Items from an interface collection>
══════════
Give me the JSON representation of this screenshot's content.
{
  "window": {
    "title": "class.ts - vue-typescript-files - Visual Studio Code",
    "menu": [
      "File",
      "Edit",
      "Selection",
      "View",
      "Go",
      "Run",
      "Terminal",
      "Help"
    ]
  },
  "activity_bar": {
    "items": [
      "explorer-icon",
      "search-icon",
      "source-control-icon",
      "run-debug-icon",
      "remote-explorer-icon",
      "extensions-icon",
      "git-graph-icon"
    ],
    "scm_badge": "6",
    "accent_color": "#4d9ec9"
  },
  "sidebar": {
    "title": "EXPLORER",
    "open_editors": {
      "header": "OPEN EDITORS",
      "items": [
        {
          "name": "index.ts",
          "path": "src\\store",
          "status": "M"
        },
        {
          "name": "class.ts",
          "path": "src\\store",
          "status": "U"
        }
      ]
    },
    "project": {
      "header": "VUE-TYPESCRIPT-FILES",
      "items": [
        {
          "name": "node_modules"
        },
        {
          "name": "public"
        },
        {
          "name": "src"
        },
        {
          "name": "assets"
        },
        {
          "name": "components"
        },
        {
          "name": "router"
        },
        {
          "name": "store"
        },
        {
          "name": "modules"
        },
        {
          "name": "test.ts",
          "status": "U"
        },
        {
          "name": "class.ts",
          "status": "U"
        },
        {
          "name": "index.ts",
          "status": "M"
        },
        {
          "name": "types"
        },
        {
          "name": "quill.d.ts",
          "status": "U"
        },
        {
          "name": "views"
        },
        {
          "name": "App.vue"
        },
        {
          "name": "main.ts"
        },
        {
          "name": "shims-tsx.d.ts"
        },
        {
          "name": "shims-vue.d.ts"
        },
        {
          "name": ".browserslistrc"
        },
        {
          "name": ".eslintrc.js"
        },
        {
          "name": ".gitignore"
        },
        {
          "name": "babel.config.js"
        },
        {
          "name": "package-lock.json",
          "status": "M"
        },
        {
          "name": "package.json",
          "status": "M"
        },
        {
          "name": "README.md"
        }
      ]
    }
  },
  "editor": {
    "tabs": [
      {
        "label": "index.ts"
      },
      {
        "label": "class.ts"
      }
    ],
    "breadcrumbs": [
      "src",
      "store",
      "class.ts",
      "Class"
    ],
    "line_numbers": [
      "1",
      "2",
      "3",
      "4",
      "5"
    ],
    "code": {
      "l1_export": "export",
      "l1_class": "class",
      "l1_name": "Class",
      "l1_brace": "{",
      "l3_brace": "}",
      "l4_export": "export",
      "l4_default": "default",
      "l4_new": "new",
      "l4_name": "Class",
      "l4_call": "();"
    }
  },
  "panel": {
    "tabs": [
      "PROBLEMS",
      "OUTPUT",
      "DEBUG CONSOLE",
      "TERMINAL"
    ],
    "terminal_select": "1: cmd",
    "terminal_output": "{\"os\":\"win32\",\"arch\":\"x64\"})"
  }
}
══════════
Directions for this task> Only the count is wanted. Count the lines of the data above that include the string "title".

The completed task> 2